The final OVA, ‘The Ultimate Weapon: Ash’ goes for the big doomsday weapon idea. After being contacted by the president of a planet that just signed a peace agreement with their neighbor after years and years of war, Joe’s team is informed of a very powerful weapon that needs to be destroyed before opposition forces in his own government can succeed in a coup and restart the war. The weapon, which can turn all living matter on a planet into ash, is hidden on a nearby planet and he has an operative who’s been captured there that can deactivate it. But the planet is also home to another military weapon gone wrong in the form of semi-intelligent ‘cloakers’ that hunt and stalk anything that moves.
I had an absolute great time watching these episodes over two nights. Between the film and the OVA’s, it really brought me back to the kind of shows that I really enjoyed when I was younger and the kinds of shows that I’ve longed to watch since first getting into anime. This is a show that many fans watched with scripts or just plain raw and enjoyed for the pure visuals. Going back to something that’s so richly animated in the traditional way with cels as opposed to today’s style makes me appreciate it all the more, and gets me to really enjoy all the nuances of it.
Japanese Language, English Language, English Subtitles
Content Grade: A
Audio Grade: B+
Video Grade: B
Packaging Grade: B-
Menu Grade: B
Extras Grade: N/A
Released By: AnimEigo
Release Date: January 15th, 2003
Running Time: 238 Minutes
Video Encoding: 480i/p MPEG-2
Aspect Ratio: 1.33:1

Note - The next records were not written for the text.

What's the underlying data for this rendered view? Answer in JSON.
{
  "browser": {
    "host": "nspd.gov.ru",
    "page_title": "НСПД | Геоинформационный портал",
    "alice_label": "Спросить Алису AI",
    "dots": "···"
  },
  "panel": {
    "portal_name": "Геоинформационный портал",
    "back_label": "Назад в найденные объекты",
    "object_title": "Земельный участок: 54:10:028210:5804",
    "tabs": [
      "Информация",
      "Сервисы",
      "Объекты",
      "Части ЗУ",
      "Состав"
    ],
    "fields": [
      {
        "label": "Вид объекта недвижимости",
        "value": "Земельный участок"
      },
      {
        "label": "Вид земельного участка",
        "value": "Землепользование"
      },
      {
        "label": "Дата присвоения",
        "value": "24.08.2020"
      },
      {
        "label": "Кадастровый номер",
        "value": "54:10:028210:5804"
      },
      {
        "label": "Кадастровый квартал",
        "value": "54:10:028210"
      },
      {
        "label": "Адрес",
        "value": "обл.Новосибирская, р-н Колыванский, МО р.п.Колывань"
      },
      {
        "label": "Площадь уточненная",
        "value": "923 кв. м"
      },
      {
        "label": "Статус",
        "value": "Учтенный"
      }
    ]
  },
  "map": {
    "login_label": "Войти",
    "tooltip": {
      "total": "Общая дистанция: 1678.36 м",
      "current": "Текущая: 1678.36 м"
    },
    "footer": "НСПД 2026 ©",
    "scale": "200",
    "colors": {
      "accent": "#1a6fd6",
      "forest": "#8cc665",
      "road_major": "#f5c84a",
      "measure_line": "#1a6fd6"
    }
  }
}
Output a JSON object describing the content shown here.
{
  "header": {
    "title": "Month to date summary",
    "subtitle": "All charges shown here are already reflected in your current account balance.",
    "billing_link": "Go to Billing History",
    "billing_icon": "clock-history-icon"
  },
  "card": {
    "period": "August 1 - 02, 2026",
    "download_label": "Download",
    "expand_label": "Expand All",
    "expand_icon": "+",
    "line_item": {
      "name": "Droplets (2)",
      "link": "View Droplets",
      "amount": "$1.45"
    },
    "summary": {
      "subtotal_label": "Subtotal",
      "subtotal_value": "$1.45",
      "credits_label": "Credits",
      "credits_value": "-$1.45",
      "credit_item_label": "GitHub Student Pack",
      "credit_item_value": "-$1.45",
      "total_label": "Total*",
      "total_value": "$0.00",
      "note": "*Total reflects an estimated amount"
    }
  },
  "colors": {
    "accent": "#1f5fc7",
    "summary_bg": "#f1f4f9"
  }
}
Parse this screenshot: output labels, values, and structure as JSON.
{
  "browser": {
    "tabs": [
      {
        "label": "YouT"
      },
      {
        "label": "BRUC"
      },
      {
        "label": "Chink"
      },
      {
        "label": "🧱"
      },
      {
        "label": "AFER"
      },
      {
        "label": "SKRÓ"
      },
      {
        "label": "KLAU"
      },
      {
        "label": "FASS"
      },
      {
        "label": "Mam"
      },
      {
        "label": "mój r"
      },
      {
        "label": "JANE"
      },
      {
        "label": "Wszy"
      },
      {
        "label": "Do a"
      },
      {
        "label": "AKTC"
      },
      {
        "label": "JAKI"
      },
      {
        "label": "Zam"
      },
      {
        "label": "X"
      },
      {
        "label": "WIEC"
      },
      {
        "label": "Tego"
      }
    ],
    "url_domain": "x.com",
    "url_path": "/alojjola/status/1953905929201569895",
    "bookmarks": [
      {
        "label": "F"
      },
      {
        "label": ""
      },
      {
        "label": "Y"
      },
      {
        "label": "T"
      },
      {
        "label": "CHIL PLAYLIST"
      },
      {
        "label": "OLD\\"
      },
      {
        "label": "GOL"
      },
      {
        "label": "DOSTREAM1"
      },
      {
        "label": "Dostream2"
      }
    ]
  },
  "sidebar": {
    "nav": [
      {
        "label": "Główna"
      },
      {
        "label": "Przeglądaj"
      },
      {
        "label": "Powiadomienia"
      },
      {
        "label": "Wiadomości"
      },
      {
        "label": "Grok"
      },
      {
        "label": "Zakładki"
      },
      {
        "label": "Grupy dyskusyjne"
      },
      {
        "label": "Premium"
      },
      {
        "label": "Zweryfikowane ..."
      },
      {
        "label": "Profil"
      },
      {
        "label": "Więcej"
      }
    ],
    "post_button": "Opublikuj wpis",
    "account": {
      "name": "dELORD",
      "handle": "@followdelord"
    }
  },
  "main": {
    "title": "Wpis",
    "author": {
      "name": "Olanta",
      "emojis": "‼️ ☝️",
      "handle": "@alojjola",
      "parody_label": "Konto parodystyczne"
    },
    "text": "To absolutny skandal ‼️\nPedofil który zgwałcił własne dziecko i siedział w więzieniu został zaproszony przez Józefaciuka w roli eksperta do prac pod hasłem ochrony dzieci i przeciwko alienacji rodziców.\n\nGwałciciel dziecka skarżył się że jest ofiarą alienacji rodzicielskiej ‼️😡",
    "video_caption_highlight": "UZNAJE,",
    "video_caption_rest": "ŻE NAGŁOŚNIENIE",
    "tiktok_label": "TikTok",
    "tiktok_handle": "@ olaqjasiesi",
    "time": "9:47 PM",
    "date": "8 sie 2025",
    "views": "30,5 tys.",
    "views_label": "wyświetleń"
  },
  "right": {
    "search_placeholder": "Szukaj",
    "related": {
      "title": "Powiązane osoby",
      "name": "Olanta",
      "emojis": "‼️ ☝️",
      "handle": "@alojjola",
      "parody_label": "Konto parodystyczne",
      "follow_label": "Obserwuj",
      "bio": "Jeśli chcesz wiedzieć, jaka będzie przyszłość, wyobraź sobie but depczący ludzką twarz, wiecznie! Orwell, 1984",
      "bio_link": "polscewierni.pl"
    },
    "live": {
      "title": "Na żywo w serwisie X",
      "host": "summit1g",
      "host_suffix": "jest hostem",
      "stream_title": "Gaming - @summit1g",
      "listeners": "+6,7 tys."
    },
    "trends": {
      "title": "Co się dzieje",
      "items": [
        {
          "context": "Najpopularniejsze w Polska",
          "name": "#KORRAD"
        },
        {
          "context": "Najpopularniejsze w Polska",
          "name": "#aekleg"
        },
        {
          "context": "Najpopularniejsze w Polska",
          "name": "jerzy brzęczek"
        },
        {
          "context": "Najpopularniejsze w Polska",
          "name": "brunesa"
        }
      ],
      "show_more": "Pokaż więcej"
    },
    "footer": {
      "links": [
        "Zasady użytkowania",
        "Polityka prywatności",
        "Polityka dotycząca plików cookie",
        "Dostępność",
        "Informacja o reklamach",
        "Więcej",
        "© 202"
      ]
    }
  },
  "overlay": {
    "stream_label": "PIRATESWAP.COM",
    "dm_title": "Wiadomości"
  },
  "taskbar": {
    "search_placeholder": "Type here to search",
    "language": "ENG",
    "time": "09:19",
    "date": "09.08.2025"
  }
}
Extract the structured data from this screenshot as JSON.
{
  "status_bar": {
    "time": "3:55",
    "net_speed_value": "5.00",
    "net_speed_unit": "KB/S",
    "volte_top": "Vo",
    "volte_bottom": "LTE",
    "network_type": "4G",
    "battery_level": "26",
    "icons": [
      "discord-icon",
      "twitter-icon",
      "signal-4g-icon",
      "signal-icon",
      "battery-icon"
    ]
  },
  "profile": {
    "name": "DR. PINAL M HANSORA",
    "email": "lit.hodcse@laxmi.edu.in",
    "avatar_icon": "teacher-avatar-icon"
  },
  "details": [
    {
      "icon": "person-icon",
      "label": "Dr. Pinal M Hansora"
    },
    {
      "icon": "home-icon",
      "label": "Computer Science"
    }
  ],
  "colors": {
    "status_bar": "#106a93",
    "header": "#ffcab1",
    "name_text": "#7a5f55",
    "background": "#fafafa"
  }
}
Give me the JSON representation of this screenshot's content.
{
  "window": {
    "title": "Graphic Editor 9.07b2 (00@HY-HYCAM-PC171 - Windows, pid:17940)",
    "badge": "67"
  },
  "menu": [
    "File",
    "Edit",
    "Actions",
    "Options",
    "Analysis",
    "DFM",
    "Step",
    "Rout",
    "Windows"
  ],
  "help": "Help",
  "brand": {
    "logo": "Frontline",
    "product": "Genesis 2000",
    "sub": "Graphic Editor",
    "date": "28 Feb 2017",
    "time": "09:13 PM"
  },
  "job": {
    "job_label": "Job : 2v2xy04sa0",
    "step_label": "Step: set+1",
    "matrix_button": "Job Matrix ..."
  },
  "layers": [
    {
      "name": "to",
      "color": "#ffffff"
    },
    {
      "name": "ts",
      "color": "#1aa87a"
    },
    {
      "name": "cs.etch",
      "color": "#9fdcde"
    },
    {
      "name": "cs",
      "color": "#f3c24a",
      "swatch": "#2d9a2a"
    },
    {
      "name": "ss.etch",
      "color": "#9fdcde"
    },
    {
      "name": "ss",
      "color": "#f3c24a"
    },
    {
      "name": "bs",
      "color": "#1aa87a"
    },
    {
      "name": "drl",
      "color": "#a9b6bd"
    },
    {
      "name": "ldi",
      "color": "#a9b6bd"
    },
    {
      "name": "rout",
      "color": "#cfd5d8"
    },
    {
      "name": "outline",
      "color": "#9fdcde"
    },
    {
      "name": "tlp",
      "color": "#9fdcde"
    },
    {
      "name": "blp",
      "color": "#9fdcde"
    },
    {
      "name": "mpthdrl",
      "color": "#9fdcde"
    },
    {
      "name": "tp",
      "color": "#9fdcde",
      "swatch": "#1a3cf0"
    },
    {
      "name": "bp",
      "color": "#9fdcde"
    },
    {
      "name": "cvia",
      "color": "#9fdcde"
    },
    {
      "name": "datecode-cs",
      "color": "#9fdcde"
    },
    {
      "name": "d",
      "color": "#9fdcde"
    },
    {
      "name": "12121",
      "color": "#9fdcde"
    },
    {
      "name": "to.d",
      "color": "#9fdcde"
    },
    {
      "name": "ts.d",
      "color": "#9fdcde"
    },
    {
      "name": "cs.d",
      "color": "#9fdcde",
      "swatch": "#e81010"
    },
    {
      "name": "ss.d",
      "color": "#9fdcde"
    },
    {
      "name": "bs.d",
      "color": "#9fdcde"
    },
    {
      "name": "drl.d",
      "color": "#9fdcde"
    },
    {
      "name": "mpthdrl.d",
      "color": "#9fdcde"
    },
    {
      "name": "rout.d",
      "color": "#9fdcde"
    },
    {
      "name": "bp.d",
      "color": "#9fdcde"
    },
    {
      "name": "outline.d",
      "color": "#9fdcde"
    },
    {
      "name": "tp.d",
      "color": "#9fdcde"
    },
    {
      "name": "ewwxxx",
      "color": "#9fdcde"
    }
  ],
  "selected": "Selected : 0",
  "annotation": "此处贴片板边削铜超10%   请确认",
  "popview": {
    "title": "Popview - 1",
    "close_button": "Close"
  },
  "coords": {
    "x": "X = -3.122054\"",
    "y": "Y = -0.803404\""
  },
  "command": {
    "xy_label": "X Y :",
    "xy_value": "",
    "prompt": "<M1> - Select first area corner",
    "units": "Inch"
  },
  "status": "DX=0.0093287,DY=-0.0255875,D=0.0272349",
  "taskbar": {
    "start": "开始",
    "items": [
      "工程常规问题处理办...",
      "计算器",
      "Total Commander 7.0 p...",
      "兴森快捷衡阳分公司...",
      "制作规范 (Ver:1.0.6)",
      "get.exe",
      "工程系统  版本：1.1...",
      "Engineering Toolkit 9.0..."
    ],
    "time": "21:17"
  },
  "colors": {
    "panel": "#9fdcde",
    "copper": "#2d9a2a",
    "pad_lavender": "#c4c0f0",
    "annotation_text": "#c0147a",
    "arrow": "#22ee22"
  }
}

Sony KDL70R550A 70″ LED 1080P HDTV, Sony PlayStation3 Blu-ray player via HDMI set to 1080p, Onkyo TX-SR605 Receiver and Panasonic SB-TP20S Multi-Channel Speaker System With 100-Watt Subwoofer.